Sway Back No More
Do you stand or walk like a limbo rocker? If yes, you may have sway back. Apart from slouching, sway back is another common bad posture that leads to back pain. Like most posture problems, it is easily correctable by treating and preventing its contributing factors.
What is SWAY BACK?
Sway back is almost the opposite of slouching forward. Instead of leaning forward, the chest is almost leaning backwards, with the shoulder behind the hips and the chin sticking out.
What contributes to SWAY BACK?
Typically, sway back posture arise from a combination of these four factors:
- Weak abdominal muscles
- Tight hamstrings and back muscles
- Stiff spine and/or pelvis
- Ligaments laxity or overstretching of your back and pelvis
One of the basic functions of abdominal muscles is to pull the upper part of the body forward, like when you do sit-ups. When they are weak, they are unable to pull the spine forward enough to a straight or neutral position. As with most bad postures, the back muscles tend to work harder than they should, causing them to tighten up. In this case, the back muscles and hamstrings tigthen up, pulling the back of the legs and upper back towards the buttocks. Overtime, causing the sway back posture to become more pronounced. Sway back is not an optimal posture; the weight borne by the spine is not evenly distributed. Instead, joints and ligaments are strained with additional weight. Strained joints stiffen up up over time. Making it difficult for them to return to their neutral, relaxed position even when no weight is bearing down on them. Ligaments, on the other hand, when strained over time become stretched. When the ligaments are loose, the spinal column becomes 'loose' and less stable. Perversely, it makes for sense for the body to return to the sway back position and rest on the joints as it is more stable, although bad in the long run. These four contributing factors that disturb the stability of the spine can cause the lower back to be more susceptible to injuries.
Correcting back pains as a result of sway essentially requires us to treat and correct the four contributing factors.
- Strengthening the abdominal muscles to better support the spine.
- Release the the tight hamstrings and back muscles muscles either through deep tissue massage or myofascial release.
- Increasing the flexiblity of the spinal joints with manual therapy techniques such as mobilisation or spinal manipulation to restore normal joint movements.
- Unfortunately, nothing can be done to 'un-stretch' ligaments. Ligaments are very tough tissues that don't stretch to hold bones together and don't bounce back when stretched. To compensate for the instablity caused by the loose ligaments, specific spinal muscles have to be trained to better support the spine. These are your postural muscles found deep within the body.

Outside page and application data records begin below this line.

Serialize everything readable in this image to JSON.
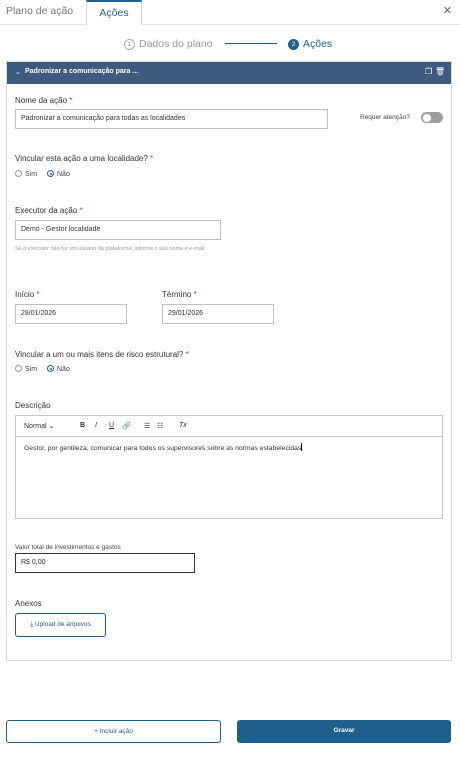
{
  "tabs": {
    "plan_label": "Plano de ação",
    "actions_label": "Ações",
    "close_glyph": "✕"
  },
  "stepper": {
    "step1_number": "1",
    "step1_label": "Dados do plano",
    "step2_number": "2",
    "step2_label": "Ações"
  },
  "card": {
    "collapse_glyph": "⌄",
    "title": "Padronizar a comunicação para ...",
    "copy_glyph": "❐",
    "delete_glyph": "🗑"
  },
  "form": {
    "action_name_label": "Nome da ação",
    "action_name_value": "Padronizar a comunicação para todas as localidades",
    "attention_label": "Requer atenção?",
    "link_location_label": "Vincular esta ação a uma localidade?",
    "yes_label": "Sim",
    "no_label": "Não",
    "executor_label": "Executor da ação",
    "executor_value": "Demo - Gestor localidade",
    "executor_hint": "Se o executor não for um usuário da plataforma, informe o seu nome e e-mail.",
    "start_label": "Início",
    "start_value": "28/01/2026",
    "end_label": "Término",
    "end_value": "29/01/2026",
    "link_risk_label": "Vincular a um ou mais itens de risco estrutural?",
    "description_label": "Descrição",
    "editor": {
      "format_select": "Normal",
      "format_chevron": "⌄",
      "bold": "B",
      "italic": "I",
      "underline": "U",
      "link": "🔗",
      "ordered_list": "☰",
      "bullet_list": "☷",
      "clear_format": "Tx",
      "content": "Gestor, por gentileza, comunicar para todos os supervisores sobre as normas estabelecidas"
    },
    "investment_label": "Valor total de investimentos e gastos",
    "investment_value": "R$ 0,00",
    "attachments_label": "Anexos",
    "upload_icon": "⤓",
    "upload_label": "Upload de arquivos",
    "required_mark": "*"
  },
  "footer": {
    "add_plus": "+",
    "add_action_label": "Incluir ação",
    "save_label": "Gravar"
  }
}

Like with most body pains, it would have been better if we never had to fix it in the first place. We can prevent sway back with the four simple tips below.
- Good posture – Having a good posture by being conscious of your body. Tuck in your chin, stand up tall without slouching, your shoulder should be aligned with the hip to prevent excessive back arching. And lastly. stand evenly on both feet.
- Abdominal muscles (Rectus Abdominis) strengthening – It is important to start training your Rectus Abdominis muscles to better support your spine, relieving strain off the spinal joints, ligaments and back muscles.It can be done with a simple exercise at home - Lie face up, bend both of your knees and hips on a firm surface. Rock your pelvis towards forward and upward and feel your lower back flattening on the firm surface. Hold in the position for 5 seconds then relax, then repeat this exercise for 3 sets of 10 repetitions.
- Hamstring stretch – Lie face up. Straighten the knee. Hook a towel around the leg near the ankle and pull the leg gently towards the body. Feel the stretch at the back of the thigh and hold it for 20-30 seconds. Repeat it for 3 sets.
- Back muscles stretch - Lie face up and with your knees bent. Twist your body to the side and feel the stretch on your back. If you cannot feel the stretch, turn the knees to the opposite side. Hold the stretch for 20-30 seconds. Repeat it on the other side and continue for another 3 sets.
15 Popular Articles That You May Find Interesting
- The Best Exercises for Trochanteric Bursitis
- Slipped disc – Do’s and don’ts
- Waking up with neck pain? Try this.
- Sacroiliac Joint Pain or Posterior Pelvic Pain in Pregnant Women
- What is Symphysis Pubis Dysfunction (SPD)
- Cobb Angle and Scoliosis
- Multifidus – Smallest Yet Most Powerful Muscle
- Nerve Stretches
- Maybe it’s not Plantarfasciitis but Heel Fat Pad Syndrome
- Snapping Ankle
- The disabled throwing shoulder- The “Dead Arm”
- Better to Break a Bone Than to Tear a Ligament or Tendon
- Why is my MCL strain not getting better? Because it is Pes Ancerinus Tendinitis.
- Labour Epidural Cause Chronic Backache?
- Inversion Ankle Sprain